A duty to use reasonable efforts to preserve potentially relevant information, including electronic data, arises when litigation has commenced or is reasonably anticipated. Today, mobile devices often contain unique, relevant data. Moreover, due to available technology, preserving mobile data is now generally easy and relatively inexpensive. Quite simply, the combination of unique, relevant data with […]Read more "A Duty to Preserve Mobile Data – YES!"
In August 2016, a jury convicted Pacific Gas & Electric (“PG&E”) of five counts of record keeping violations, and one count of obstructing an agency investigation. The judge has now sentenced PG&E, assessing the maximum fine of $3 million and setting some severe probation terms. Complying with those terms will more than double the economic […]Read more "Probation Terms Increase the Pain to Convicted PG&E"

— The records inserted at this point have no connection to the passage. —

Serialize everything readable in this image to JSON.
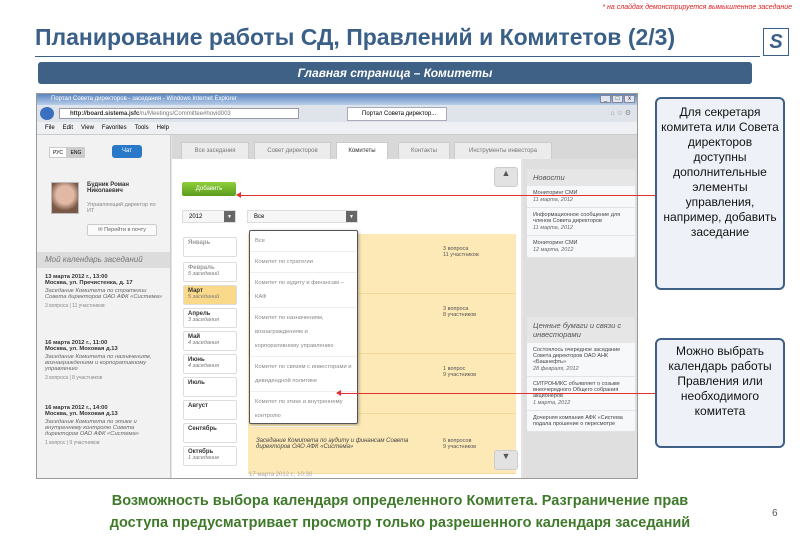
{
  "slide": {
    "note": "* на слайдах демонстрируется вымышленное заседание",
    "title": "Планирование работы СД, Правлений и Комитетов (2/3)",
    "logo": "S",
    "banner": "Главная страница – Комитеты",
    "bottom_line1": "Возможность выбора календаря определенного Комитета. Разграничение прав",
    "bottom_line2": "доступа предусматривает просмотр только разрешенного календаря заседаний",
    "page_number": "6",
    "callouts": [
      "Для секретаря комитета или Совета директоров доступны дополнительные элементы управления, например, добавить заседание",
      "Можно выбрать календарь работы Правления или необходимого комитета"
    ],
    "arrow_color": "#e03030"
  },
  "browser": {
    "title": "Портал Совета директоров - заседания - Windows Internet Explorer",
    "url_host": "http://board.sistema.jsfc",
    "url_path": "/ru/Meetings/Committee#hovid003",
    "tab": "Портал Совета директор...",
    "menu": [
      "File",
      "Edit",
      "View",
      "Favorites",
      "Tools",
      "Help"
    ],
    "win_buttons": [
      "_",
      "□",
      "x"
    ]
  },
  "sidebar": {
    "lang_ru": "РУС",
    "lang_en": "ENG",
    "chat": "Чат",
    "user_name": "Будник Роман Николаевич",
    "user_role": "Управляющий директор по ИТ",
    "mail_button": "Перейти в почту",
    "calendar_title": "Мой календарь заседаний",
    "events": [
      {
        "date": "13 марта 2012 г., 13:00",
        "place": "Москва, ул. Пречистенка, д. 17",
        "title": "Заседание Комитета по стратегии Совета директоров ОАО АФК «Система»",
        "counts": "3 вопроса  |  11 участников"
      },
      {
        "date": "16 марта 2012 г., 11:00",
        "place": "Москва, ул. Моховая д.13",
        "title": "Заседание Комитета по назначениям, вознаграждениям и корпоративному управлению",
        "counts": "3 вопроса  |  8 участников"
      },
      {
        "date": "16 марта 2012 г., 14:00",
        "place": "Москва, ул. Моховая д.13",
        "title": "Заседание Комитета по этике и внутреннему контролю Совета директоров ОАО АФК «Система»",
        "counts": "1 вопрос  |  9 участников"
      }
    ]
  },
  "tabs": [
    "Все заседания",
    "Совет директоров",
    "Комитеты",
    "Контакты",
    "Инструменты инвестора"
  ],
  "main": {
    "add_button": "Добавить",
    "year": "2012",
    "committee_select": "Все",
    "months": [
      {
        "name": "Январь",
        "count": ""
      },
      {
        "name": "Февраль",
        "count": "5 заседаний"
      },
      {
        "name": "Март",
        "count": "5 заседаний"
      },
      {
        "name": "Апрель",
        "count": "3 заседания"
      },
      {
        "name": "Май",
        "count": "4 заседания"
      },
      {
        "name": "Июнь",
        "count": "4 заседания"
      },
      {
        "name": "Июль",
        "count": ""
      },
      {
        "name": "Август",
        "count": ""
      },
      {
        "name": "Сентябрь",
        "count": ""
      },
      {
        "name": "Октябрь",
        "count": "1 заседание"
      }
    ],
    "meetings": [
      {
        "desc": "",
        "q": "3 вопроса",
        "p": "11 участников"
      },
      {
        "desc": "",
        "q": "3 вопроса",
        "p": "8 участников"
      },
      {
        "desc": "",
        "q": "1 вопрос",
        "p": "9 участников"
      },
      {
        "desc": "Заседание Комитета по аудиту и финансам Совета директоров ОАО АФК «Система»",
        "q": "6 вопросов",
        "p": "9 участников"
      }
    ],
    "next_meeting": "17 марта 2012 г., 10:30",
    "dropdown": [
      "Все",
      "Комитет по стратегии",
      "Комитет по аудиту и финансам – КАФ",
      "Комитет по назначениям, вознаграждениям и корпоративному управлению",
      "Комитет по связям с инвесторами и дивидендной политике",
      "Комитет по этике и внутреннему контролю"
    ]
  },
  "right": {
    "news_title": "Новости",
    "news": [
      {
        "text": "Мониторинг СМИ",
        "date": "11 марта, 2012"
      },
      {
        "text": "Информационное сообщение для членов Совета директоров",
        "date": "11 марта, 2012"
      },
      {
        "text": "Мониторинг СМИ",
        "date": "12 марта, 2012"
      }
    ],
    "sec_title": "Ценные бумаги и связи с инвесторами",
    "sec": [
      {
        "text": "Состоялось очередное заседание Совета директоров ОАО АНК «Башнефть»",
        "date": "28 февраля, 2012"
      },
      {
        "text": "СИТРОНИКС объявляет о созыве внеочередного Общего собрания акционеров",
        "date": "1 марта, 2012"
      },
      {
        "text": "Дочерняя компания АФК «Система подала прошение о пересмотре",
        "date": ""
      }
    ]
  }
}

A physician did nothing to change billing practices, even after Medicare denied some of the physician’s remittance claims as a result of an audit. This and other evidence helped convict the physician of Medicare fraud. In U.S. v. Uzoaga, the government asserted that the physician knowingly allowed a third party to submit fraudulent bills on […]Read more "Ignore an Audit – Go to Jail"
Bob and Lisa Parr did not prove that Aruba Petroleum knew that it was interfering with their property. As a result, they do not get the almost $3 million in damages awarded by a jury. Instead, they get nothing, according to the Dallas Court of Appeals, a mid-level Texas appellate court, in Aruba Petroleum v. […]Read more "No Liability Because Company Did Not Know It Was Creating a Nuisance"
Prosecutors often tell a company that it must cooperate with a criminal investigation in order to avoid being charged with a crime. The company is obligated to cooperate, even if the investigation may incriminate the company’s own senior management. A Company Is Separate from its Managers A key legal concept is that companies (such as […]Read more "Company Had to Help Put the Boss in Jail"